Focusing on the reproductive endocrinology of ovarian failure, menopause/perimenopause, and the effects of obesity on reproduction.
Dr. Nanette Santoro has over 25 years’ experience as a funded clinical and epidemiological researcher. Her work has focused on the reproductive endocrinology of ovarian failure, menopause and perimenopause, and more recently on the effects of obesity on reproduction in women, through studies such as the Study of Women’s Health Across the Nation (SWAN), the Women’s Health Initiative, the Kronos Early Estrogen Prevention Study, and the MSHIV Study, an epidemiological study of HIV infected, menopausal women in the Bronx. She is the author of over 200 scientific publications and is a co-editor of the Textbook of Perimenopausal Gynecology, Amenorrhea: A Clinician’s Guide, and Primary Ovarian Insufficiency.
President-Elect, Society for Reproductive Investigation (2019-present)
Election to National Academy of Medicine (2018)
President Nominee, Society for Reproductive Investigation (2018)
Treasurer, American Association of Obstetrician and Gynecologists’ Foundation (AAOGF) (2012-2017)
Endocrine Society Outstanding Mentor Award (2016)
Society for Women’s Health Research Award for Outstanding Achievement in Women’s Health Research (2015)
Mentor of the Year, Albert Einstein College of Medicine’s Clinical Research Training Program (2006)
North American Menopause Society Award for Research in the Perimenopause (2005)
5280 Magazine, Castle Connelly, US News & World Report, and New York, New Jersey and Westchester Magazine: Top Doctor
In 1993, my laboratory’s discovery that women undergo extremes of hormonal fluctuations, rather than a gradual loss of estrogen and progesterone as they enter menopause, informed subsequent research into the pathophysiology and symptomatology of the menopausal transition. My pioneering use of long-term, daily urinary hormone monitoring to examine reproductive hormone dynamics expanded to a major sub-study of SWAN, the Study of Women’s Health Across the Nation. This multi- center longitudinal cohort study is now entering its 20th year. I am a past PI of the Bronx site for the Kronos Early Estrogen Prevention Study (KEEPS) and just published the paper on symptom improvement in the women in KEEPS as first author.
From 2008-2020, I have Chaired the Steering Committee for the Reproductive Medicine Network and have led the Network to its most productive funding cycle by far, increasing its publications from a mean of 2-3 per prior funding period to almost 30 and clinical trial completion from 1 per cycle to 4 per cycle, the first of which has resulted in several high-impact publications that have changed clinical practice.

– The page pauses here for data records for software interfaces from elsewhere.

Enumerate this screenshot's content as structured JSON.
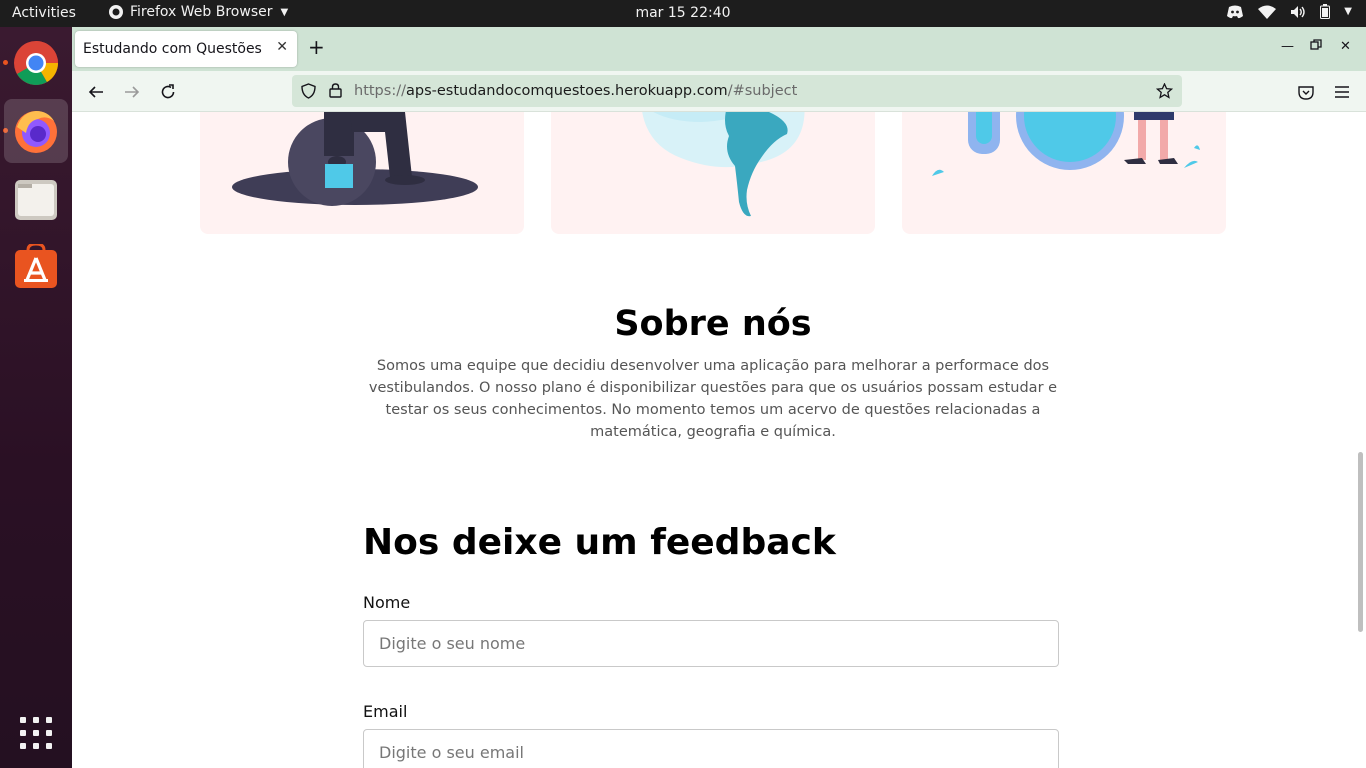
{
  "system": {
    "activities": "Activities",
    "app_name": "Firefox Web Browser",
    "clock": "mar 15  22:40"
  },
  "browser": {
    "tab_title": "Estudando com Questões",
    "url_scheme": "https://",
    "url_host": "aps-estudandocomquestoes.herokuapp.com",
    "url_path": "/#subject"
  },
  "about": {
    "title": "Sobre nós",
    "text": "Somos uma equipe que decidiu desenvolver uma aplicação para melhorar a performace dos vestibulandos. O nosso plano é disponibilizar questões para que os usuários possam estudar e testar os seus conhecimentos. No momento temos um acervo de questões relacionadas a matemática, geografia e química."
  },
  "feedback": {
    "title": "Nos deixe um feedback",
    "name_label": "Nome",
    "name_placeholder": "Digite o seu nome",
    "email_label": "Email",
    "email_placeholder": "Digite o seu email"
  },
  "colors": {
    "card_bg": "#fff2f2",
    "accent_cyan": "#4fc9e8",
    "tabstrip_bg": "#cfe3d4"
  }
}
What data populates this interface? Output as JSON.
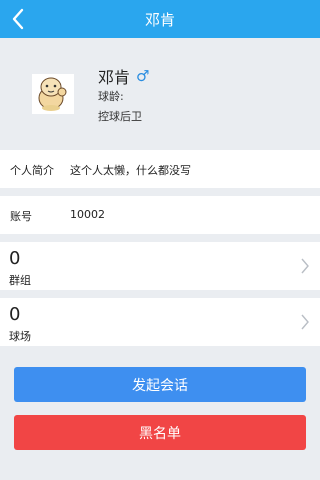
{
  "header": {
    "title": "邓肯"
  },
  "profile": {
    "name": "邓肯",
    "gender_symbol": "♂",
    "age_label": "球龄:",
    "position": "控球后卫"
  },
  "intro": {
    "label": "个人简介",
    "value": "这个人太懒，什么都没写"
  },
  "account": {
    "label": "账号",
    "value": "10002"
  },
  "groups": {
    "count": "0",
    "label": "群组"
  },
  "courts": {
    "count": "0",
    "label": "球场"
  },
  "buttons": {
    "start_chat": "发起会话",
    "blacklist": "黑名单"
  },
  "colors": {
    "navbar": "#2aa6ee",
    "chat_button": "#3e8ff0",
    "blacklist_button": "#f14545",
    "gender": "#2a8de0"
  }
}
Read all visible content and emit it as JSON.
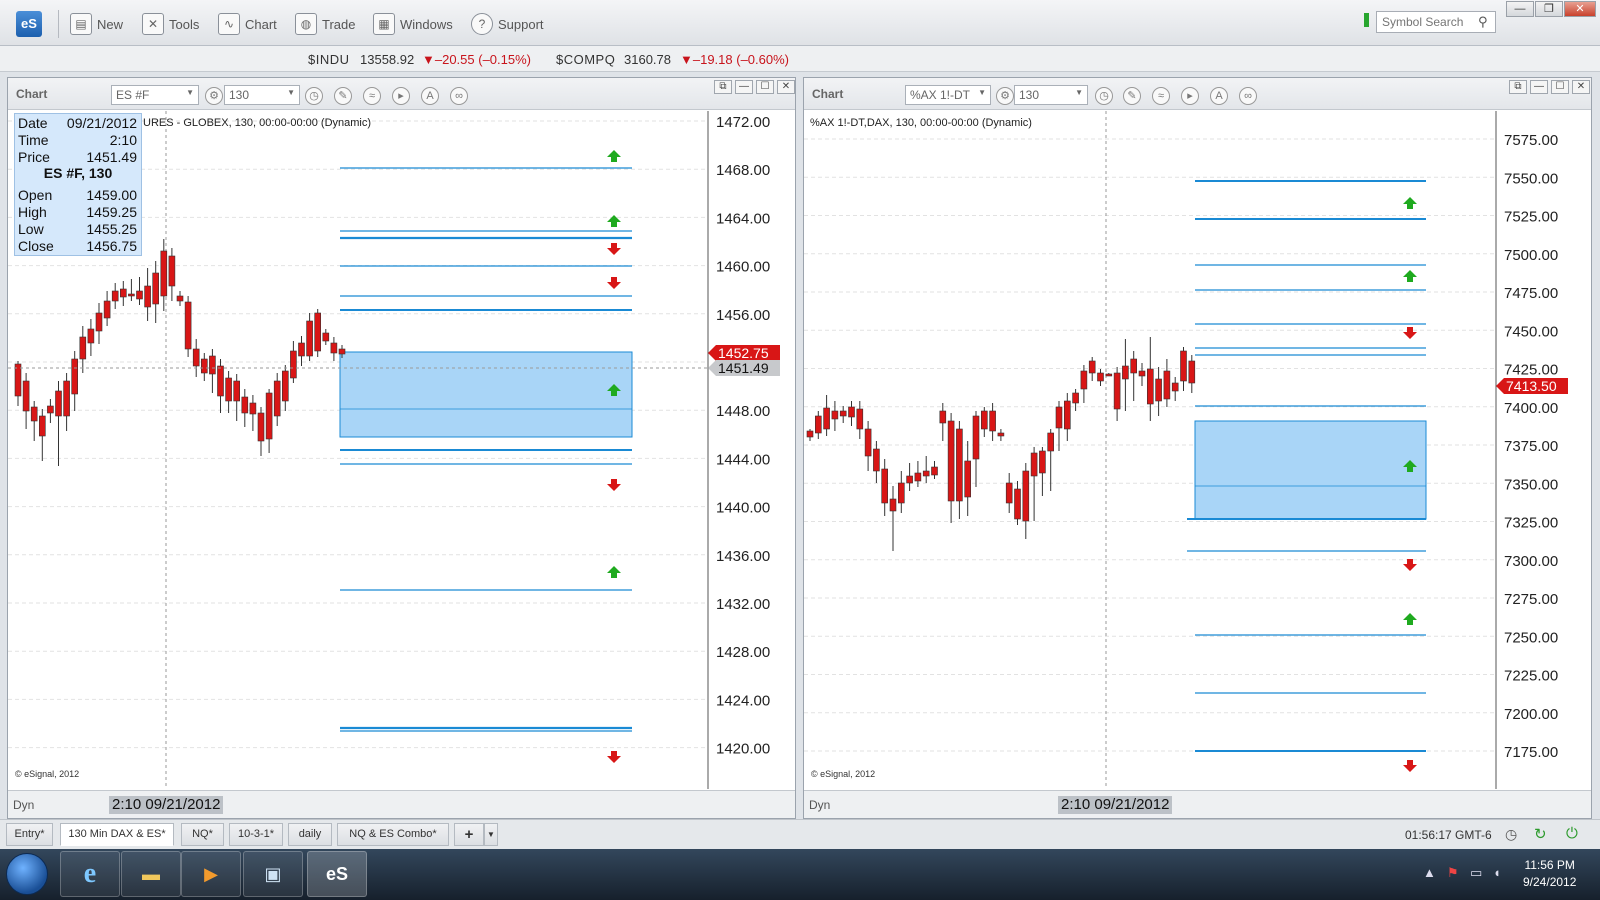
{
  "toolbar": {
    "logo": "eS",
    "items": [
      {
        "name": "new",
        "label": "New",
        "icon": "new-document-icon",
        "glyph": "▤"
      },
      {
        "name": "tools",
        "label": "Tools",
        "icon": "wrench-icon",
        "glyph": "✕"
      },
      {
        "name": "chart",
        "label": "Chart",
        "icon": "chart-icon",
        "glyph": "∿"
      },
      {
        "name": "trade",
        "label": "Trade",
        "icon": "trade-globe-icon",
        "glyph": "◍"
      },
      {
        "name": "windows",
        "label": "Windows",
        "icon": "windows-icon",
        "glyph": "▦"
      },
      {
        "name": "support",
        "label": "Support",
        "icon": "help-icon",
        "glyph": "?"
      }
    ],
    "search_placeholder": "Symbol Search"
  },
  "ticker": [
    {
      "symbol": "$INDU",
      "value": "13558.92",
      "change": "▼–20.55 (–0.15%)"
    },
    {
      "symbol": "$COMPQ",
      "value": "3160.78",
      "change": "▼–19.18 (–0.60%)"
    }
  ],
  "charts": {
    "left": {
      "title": "Chart",
      "symbol": "ES #F",
      "interval": "130",
      "header_text": "URES - GLOBEX, 130, 00:00-00:00 (Dynamic)",
      "copyright": "© eSignal, 2012",
      "footer_mode": "Dyn",
      "footer_time": "2:10 09/21/2012",
      "y_ticks": [
        "1472.00",
        "1468.00",
        "1464.00",
        "1460.00",
        "1456.00",
        "1452.00",
        "1448.00",
        "1444.00",
        "1440.00",
        "1436.00",
        "1432.00",
        "1428.00",
        "1424.00",
        "1420.00"
      ],
      "last_price_red": "1452.75",
      "last_price_grey": "1451.49",
      "infobox": {
        "rows": [
          [
            "Date",
            "09/21/2012"
          ],
          [
            "Time",
            "2:10"
          ],
          [
            "Price",
            "1451.49"
          ]
        ],
        "title": "ES #F, 130",
        "ohlc": [
          [
            "Open",
            "1459.00"
          ],
          [
            "High",
            "1459.25"
          ],
          [
            "Low",
            "1455.25"
          ],
          [
            "Close",
            "1456.75"
          ]
        ]
      }
    },
    "right": {
      "title": "Chart",
      "symbol": "%AX 1!-DT",
      "interval": "130",
      "header_text": "%AX 1!-DT,DAX, 130, 00:00-00:00 (Dynamic)",
      "copyright": "© eSignal, 2012",
      "footer_mode": "Dyn",
      "footer_time": "2:10 09/21/2012",
      "y_ticks": [
        "7575.00",
        "7550.00",
        "7525.00",
        "7500.00",
        "7475.00",
        "7450.00",
        "7425.00",
        "7400.00",
        "7375.00",
        "7350.00",
        "7325.00",
        "7300.00",
        "7275.00",
        "7250.00",
        "7225.00",
        "7200.00",
        "7175.00"
      ],
      "last_price_red": "7413.50"
    }
  },
  "tabs": [
    "Entry*",
    "130 Min DAX & ES*",
    "NQ*",
    "10-3-1*",
    "daily",
    "NQ & ES Combo*",
    "+"
  ],
  "status_time": "01:56:17 GMT-6",
  "taskbar": {
    "time": "11:56 PM",
    "date": "9/24/2012"
  },
  "colors": {
    "up": "#1faa1f",
    "down": "#d81616",
    "level_line": "#1a8ad4",
    "zone_fill": "#a9d5f7"
  }
}
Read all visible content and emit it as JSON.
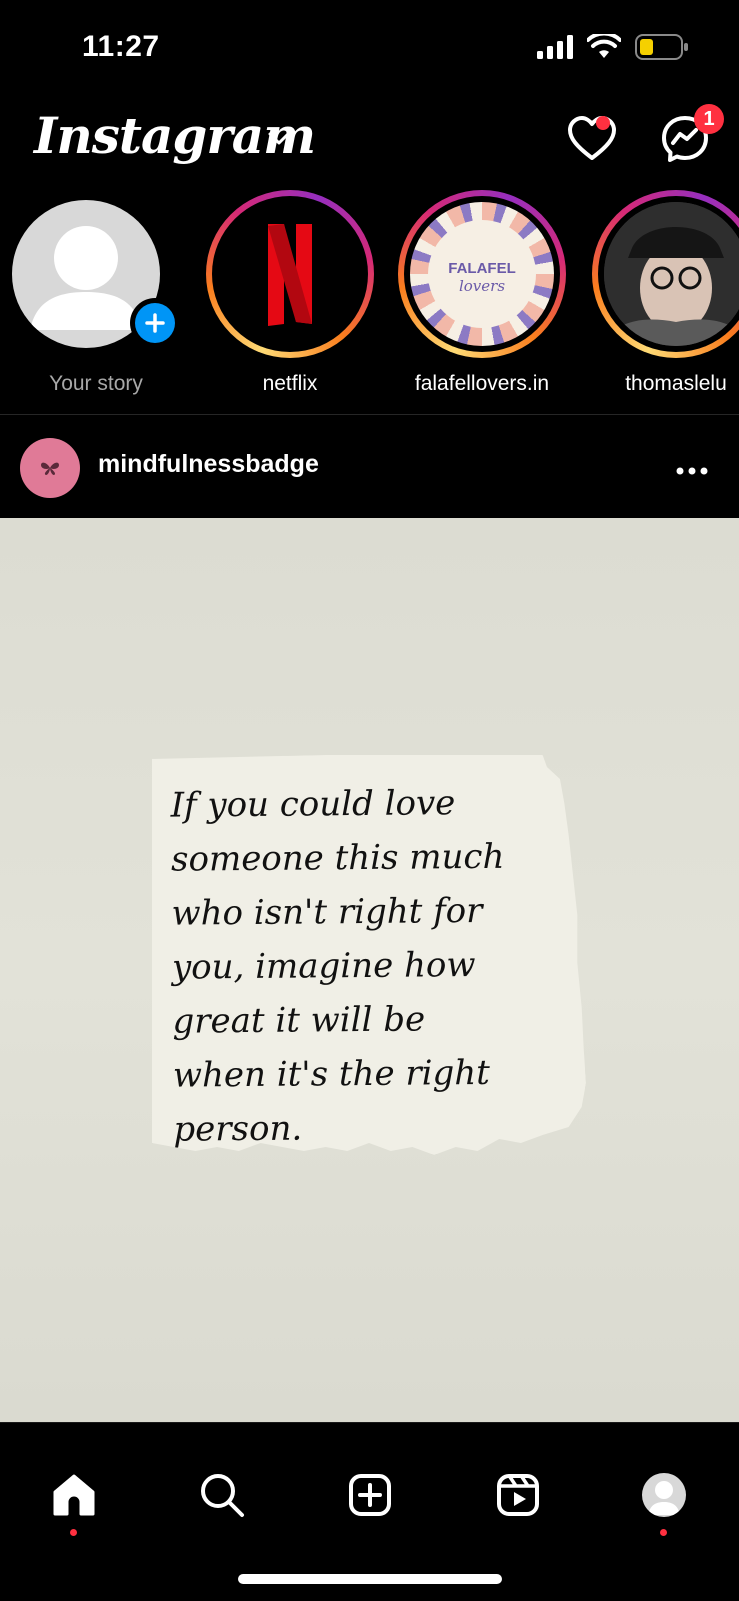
{
  "status_bar": {
    "time": "11:27",
    "icons": [
      "cellular-signal-icon",
      "wifi-icon",
      "battery-low-icon"
    ],
    "battery_color": "#f5d000"
  },
  "header": {
    "logo_text": "Instagram",
    "icons": [
      "chevron-down-icon",
      "heart-icon",
      "messenger-icon"
    ],
    "messenger_badge": "1",
    "notification_color": "#ff3040"
  },
  "stories": [
    {
      "label": "Your story",
      "type": "own",
      "add_icon": "plus-icon"
    },
    {
      "label": "netflix",
      "type": "brand"
    },
    {
      "label": "falafellovers.in",
      "type": "brand",
      "logo_text_1": "FALAFEL",
      "logo_text_2": "lovers"
    },
    {
      "label": "thomaslelu",
      "type": "person"
    }
  ],
  "post": {
    "username": "mindfulnessbadge",
    "more_icon": "more-horizontal-icon",
    "note_text": "If you could love\nsomeone this much\nwho isn't right for\nyou, imagine how\ngreat it will be\nwhen it's the right\n        person."
  },
  "bottom_nav": {
    "items": [
      "home-icon",
      "search-icon",
      "create-post-icon",
      "reels-icon",
      "profile-avatar"
    ],
    "active": "home-icon"
  }
}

I am currently a site PI for the NIH funded CONFIRM Consortium, and will be examining the effectiveness of gonadotropin-releasing hormone antagonist pre-treatment prior to IVF in women with endometriosis, the PREGnant Trial.
In 2004, my laboratory’s demonstration that female obesity causes a relative hypogonadotropic hypogonadism elucidated heretofore unappreciated pituitary dysfunction in obesity, findings that may influence the earliest events in pregnancy through the menopause transition.
My laboratory’s use of longitudinal urinary hormone sampling helped uncover evidence that the hypothalamic-pituitary axis’ positive feedback response to estradiol with an LH surge occurs early in the pubertal process and even prior to menarche, and that normal girls of normal BMI being regular, ovulatory menstrual relatively quickly after the onset of menarche. Follow-up studies (manuscript in preparation) have confirmed this phenomenon by giving an exogenous estradiol challenge to pubertal girls. The data suggest that girls who do not cycle regularly within 6-12 months after menarche merit evaluation for ovulatory disorders, commonly polycystic ovary syndrome (PCOS).
I have trained over 100 physician scientists as postdoctoral trainees and junior faculty. My trainees have gone on to become Department Chairs and Division Directors at a number of major academic medical centers, among other positions. I have been recognized for my mentoring with the Mentor of the Year Award from the Albert Einstein College of Medicine’s Clinical Research Training Program in 2006, and with the Endocrine Society’s Mentor Laureate Award in 2016. I have been PI of the NIH funded K12 Womens Reproductive Health Research (WRHR) Training grant for 10 years, and co-PI (Judy Regensteiner, PhD, PI) of the University of Colorado’s Building Interdisciplinary Research Careers in Women’s Health (BIRCWH) for the past 7 years. Both of these awards are designed to train and mentor junior faculty for independent research careers. I am also PI of the NIH funded R25 award, CREST which trains junior faculty from around the country in Clinical Research in Reproductive Medicine and team science.